## WORK REQUIRED
Search the records for the string "have" and return each line that has it.

## THE RECORDS
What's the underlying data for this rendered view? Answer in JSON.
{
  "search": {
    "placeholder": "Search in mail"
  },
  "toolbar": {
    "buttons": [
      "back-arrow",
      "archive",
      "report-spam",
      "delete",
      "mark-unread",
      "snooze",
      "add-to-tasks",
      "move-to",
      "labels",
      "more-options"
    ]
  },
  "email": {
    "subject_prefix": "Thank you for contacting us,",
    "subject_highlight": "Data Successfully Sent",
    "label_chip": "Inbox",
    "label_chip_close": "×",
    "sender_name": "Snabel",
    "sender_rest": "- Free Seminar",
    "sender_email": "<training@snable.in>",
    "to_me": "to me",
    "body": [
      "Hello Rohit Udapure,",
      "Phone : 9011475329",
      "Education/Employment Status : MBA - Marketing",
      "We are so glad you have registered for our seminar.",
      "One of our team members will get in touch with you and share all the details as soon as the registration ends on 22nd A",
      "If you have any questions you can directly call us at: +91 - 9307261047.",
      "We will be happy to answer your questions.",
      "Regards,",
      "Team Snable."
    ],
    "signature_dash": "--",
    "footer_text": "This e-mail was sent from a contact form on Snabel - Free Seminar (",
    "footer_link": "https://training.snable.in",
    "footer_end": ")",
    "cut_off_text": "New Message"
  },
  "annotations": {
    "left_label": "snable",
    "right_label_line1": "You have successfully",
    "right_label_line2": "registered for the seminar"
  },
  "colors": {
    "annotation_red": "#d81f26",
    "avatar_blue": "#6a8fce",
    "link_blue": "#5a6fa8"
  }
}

## ANSWER TO THIS TASK
      "We are so glad you have registered for our seminar.",
      "If you have any questions you can directly call us at: +91 - 9307261047.",
    "right_label_line1": "You have successfully",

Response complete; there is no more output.